[App and web page records]
-- Opening Marker --
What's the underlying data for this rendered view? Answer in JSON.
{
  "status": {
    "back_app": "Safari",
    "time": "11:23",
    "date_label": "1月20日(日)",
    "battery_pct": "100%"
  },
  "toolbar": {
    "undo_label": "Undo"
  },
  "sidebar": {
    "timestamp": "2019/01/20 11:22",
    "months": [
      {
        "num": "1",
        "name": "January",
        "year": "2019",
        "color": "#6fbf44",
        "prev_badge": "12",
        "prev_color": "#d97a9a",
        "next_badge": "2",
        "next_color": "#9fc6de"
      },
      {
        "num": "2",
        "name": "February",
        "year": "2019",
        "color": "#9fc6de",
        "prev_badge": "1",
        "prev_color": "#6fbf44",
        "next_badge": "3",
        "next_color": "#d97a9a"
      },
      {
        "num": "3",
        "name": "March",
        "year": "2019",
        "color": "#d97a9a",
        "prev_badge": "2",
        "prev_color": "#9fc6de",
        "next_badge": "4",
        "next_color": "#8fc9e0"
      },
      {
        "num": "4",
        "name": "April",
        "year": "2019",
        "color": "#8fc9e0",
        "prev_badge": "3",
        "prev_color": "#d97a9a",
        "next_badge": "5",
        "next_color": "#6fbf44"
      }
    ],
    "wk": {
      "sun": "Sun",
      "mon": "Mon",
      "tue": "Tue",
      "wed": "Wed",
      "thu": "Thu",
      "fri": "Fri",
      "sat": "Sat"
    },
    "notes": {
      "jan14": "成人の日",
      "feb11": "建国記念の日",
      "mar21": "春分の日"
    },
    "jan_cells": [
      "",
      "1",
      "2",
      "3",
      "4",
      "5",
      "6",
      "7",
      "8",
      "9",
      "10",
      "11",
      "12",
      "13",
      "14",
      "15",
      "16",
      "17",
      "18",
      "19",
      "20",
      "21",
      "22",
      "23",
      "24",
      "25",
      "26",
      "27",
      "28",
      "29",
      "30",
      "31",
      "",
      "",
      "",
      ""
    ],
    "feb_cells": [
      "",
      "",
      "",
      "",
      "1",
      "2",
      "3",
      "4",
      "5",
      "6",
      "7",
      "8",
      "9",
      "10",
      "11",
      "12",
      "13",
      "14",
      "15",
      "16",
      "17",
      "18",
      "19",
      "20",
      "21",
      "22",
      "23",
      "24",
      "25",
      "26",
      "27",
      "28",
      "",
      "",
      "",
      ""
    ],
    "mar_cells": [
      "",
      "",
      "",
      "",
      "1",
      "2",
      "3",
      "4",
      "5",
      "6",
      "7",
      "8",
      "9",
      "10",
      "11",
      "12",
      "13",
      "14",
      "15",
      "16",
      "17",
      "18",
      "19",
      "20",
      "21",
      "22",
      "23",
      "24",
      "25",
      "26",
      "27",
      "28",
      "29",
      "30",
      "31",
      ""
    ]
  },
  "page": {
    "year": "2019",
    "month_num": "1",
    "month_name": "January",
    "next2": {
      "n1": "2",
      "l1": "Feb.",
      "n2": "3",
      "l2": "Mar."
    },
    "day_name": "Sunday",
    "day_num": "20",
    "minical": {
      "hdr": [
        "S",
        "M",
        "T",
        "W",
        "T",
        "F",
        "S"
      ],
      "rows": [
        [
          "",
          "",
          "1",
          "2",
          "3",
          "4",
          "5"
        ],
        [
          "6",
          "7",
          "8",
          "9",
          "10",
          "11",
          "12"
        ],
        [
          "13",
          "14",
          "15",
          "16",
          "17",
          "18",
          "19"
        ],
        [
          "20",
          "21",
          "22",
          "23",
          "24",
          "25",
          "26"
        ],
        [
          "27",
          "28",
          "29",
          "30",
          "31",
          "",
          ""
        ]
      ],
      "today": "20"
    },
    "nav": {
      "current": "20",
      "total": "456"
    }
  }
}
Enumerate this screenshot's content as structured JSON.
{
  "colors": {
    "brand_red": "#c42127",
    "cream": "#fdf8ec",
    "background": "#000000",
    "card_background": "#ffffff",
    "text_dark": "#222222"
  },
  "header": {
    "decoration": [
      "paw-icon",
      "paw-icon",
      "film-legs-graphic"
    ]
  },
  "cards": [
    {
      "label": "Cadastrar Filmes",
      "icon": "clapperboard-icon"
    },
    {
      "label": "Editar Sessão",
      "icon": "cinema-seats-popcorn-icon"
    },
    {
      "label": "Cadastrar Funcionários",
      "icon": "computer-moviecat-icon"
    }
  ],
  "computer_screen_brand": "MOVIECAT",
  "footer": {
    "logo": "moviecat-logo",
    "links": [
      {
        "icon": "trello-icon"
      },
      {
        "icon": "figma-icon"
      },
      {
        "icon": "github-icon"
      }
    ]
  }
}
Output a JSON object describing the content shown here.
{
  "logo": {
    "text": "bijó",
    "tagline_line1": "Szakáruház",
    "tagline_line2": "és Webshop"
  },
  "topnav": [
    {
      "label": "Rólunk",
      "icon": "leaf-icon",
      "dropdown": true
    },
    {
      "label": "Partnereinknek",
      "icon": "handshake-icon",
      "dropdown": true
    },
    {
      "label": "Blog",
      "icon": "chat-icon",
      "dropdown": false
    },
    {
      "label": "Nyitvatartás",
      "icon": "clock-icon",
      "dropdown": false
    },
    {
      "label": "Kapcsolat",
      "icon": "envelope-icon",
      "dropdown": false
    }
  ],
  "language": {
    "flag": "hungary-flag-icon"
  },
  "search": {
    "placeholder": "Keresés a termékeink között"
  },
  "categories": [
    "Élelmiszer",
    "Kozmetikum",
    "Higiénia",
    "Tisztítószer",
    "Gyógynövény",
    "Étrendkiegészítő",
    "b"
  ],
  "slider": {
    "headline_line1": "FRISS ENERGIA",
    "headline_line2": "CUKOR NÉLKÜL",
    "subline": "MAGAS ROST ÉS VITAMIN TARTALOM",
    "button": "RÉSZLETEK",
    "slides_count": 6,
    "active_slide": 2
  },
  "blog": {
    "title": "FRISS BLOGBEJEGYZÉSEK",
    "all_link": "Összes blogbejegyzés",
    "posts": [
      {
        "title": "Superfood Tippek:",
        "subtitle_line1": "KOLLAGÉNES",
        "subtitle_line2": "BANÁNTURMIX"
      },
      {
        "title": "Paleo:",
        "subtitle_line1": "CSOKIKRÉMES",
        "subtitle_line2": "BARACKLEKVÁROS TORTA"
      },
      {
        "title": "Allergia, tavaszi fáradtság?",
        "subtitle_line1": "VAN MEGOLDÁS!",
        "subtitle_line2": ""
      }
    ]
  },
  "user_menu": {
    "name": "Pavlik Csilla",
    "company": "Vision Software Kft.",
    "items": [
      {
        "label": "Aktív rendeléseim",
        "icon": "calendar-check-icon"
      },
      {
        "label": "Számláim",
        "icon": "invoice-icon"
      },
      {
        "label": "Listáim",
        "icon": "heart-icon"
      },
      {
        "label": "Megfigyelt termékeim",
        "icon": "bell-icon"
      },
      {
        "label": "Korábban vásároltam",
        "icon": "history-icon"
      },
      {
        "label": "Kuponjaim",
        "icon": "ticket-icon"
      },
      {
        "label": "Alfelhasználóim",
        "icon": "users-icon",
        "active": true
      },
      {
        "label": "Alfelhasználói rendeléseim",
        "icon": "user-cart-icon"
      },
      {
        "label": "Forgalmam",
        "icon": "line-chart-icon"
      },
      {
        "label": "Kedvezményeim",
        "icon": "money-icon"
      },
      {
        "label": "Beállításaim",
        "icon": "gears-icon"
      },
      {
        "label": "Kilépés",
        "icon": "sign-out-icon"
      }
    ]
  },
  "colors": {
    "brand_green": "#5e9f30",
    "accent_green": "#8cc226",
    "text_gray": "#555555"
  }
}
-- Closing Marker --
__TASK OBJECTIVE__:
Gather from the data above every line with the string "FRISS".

__RESULT OF THIS EXERCISE__:
    "headline_line1": "FRISS ENERGIA",
    "title": "FRISS BLOGBEJEGYZÉSEK",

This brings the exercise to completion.